An order spectrum is like a power spectrum in that it displays frequency content. However, an order spectrum provides additional insight for harmonically interrelated systems in rotating machinery.
An order refers to a frequency that is a certain multiple of a reference rotational speed. For example, a vibration signal with a frequency equal to twice the rotational frequency of a motor corresponds to an order of 2. Likewise, a vibration signal that has a frequency equal to 0.5 times the rotational frequency of the motor corresponds to an order of 0.5. For a rotating system, the primary shaft rotation drives the fundamental frequency. The order spectrum for this system quantifies the relative strength of the system harmonics with respect to shaft rotation. This approach has the following benefits:
Because the spectrum contains frequency ratios rather than absolute frequencies, the computation is insensitive to variations in shaft speed. This insensitivity decouples the change in the frequency location of a certain harmonic from the harmonic amplitude. In contrast, a power spectrum would be time-varying with shaft-speed variation.
Different harmonics point to different rotating components within the system. Features that detect changes in a single harmonic can therefore potentially isolate individual components or locations within the system.
A TSA signal is ideal for an order spectrum, since a TSA signal has already filtered out noncoherent noise and disturbances.
Specify the source of rotation rate.
Constant rotation speed — Use this option when you can represent the rotation speed of all members with a single scalar.

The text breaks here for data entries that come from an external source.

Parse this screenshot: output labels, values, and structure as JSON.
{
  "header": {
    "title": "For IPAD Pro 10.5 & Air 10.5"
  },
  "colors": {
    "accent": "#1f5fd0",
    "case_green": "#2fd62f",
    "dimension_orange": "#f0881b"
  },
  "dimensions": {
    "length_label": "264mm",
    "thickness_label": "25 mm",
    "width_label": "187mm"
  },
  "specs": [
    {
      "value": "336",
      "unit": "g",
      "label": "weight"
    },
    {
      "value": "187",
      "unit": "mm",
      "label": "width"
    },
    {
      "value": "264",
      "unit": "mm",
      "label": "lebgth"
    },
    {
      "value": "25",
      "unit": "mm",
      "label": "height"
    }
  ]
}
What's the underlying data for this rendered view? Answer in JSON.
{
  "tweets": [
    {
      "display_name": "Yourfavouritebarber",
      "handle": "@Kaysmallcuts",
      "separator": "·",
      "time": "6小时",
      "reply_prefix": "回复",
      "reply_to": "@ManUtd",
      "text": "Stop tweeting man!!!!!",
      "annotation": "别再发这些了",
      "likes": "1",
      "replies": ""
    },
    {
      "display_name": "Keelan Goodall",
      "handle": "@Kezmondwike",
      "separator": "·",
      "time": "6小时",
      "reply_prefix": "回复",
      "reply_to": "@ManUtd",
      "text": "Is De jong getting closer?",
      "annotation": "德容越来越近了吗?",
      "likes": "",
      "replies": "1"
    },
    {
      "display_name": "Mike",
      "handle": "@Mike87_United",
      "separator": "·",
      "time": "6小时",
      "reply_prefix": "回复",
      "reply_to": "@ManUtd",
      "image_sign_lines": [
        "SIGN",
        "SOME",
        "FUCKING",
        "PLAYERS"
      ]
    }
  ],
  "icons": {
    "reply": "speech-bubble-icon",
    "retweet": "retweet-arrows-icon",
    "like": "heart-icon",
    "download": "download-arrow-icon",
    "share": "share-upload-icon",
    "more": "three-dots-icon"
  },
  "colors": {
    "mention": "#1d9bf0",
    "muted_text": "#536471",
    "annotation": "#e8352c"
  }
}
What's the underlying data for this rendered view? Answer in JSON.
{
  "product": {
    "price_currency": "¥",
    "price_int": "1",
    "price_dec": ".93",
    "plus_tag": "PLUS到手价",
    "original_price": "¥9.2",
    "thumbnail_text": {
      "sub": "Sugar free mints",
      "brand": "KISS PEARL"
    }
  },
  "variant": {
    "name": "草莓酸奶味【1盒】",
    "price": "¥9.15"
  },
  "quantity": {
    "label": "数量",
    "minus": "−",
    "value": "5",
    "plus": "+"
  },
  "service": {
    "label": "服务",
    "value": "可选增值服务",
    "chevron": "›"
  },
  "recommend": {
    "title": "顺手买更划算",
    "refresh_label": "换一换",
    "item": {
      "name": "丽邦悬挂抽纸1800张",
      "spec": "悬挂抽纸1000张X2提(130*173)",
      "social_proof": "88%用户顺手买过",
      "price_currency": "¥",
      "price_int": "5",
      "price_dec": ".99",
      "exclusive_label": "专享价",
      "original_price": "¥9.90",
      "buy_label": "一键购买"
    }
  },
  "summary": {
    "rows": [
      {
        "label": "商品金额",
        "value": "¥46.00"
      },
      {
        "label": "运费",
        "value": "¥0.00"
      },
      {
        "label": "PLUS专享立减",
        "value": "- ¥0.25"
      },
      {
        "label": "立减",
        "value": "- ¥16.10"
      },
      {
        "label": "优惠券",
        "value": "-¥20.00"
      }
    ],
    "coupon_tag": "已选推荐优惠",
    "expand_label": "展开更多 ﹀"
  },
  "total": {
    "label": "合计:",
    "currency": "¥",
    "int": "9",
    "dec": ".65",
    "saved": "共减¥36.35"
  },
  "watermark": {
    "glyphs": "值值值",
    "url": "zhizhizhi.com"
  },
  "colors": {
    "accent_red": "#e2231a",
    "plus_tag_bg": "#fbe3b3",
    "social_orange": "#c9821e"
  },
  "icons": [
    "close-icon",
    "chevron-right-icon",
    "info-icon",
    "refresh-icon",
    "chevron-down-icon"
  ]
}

Time-varying rotation speed (RPM) — Use this option when you have a signal containing rpm information for every member.
Tacho signal — Use this option when you have a signal containing tachometer pulses.
Window type — For information on order spectrum window types,
'Window' in the Name-Value Pair Arguments section of
Overlap percent — A value of 0 for overlap percent means that adjoining segments do not overlap. A value of 100 means that adjoining segments shift by one sample. A larger overlap percentage produces a smoother result but increases the computation time.
The software stores the results of the computation in a new variable. The new variable
name includes the source signal name with the suffix
For more information on order spectrum computation, see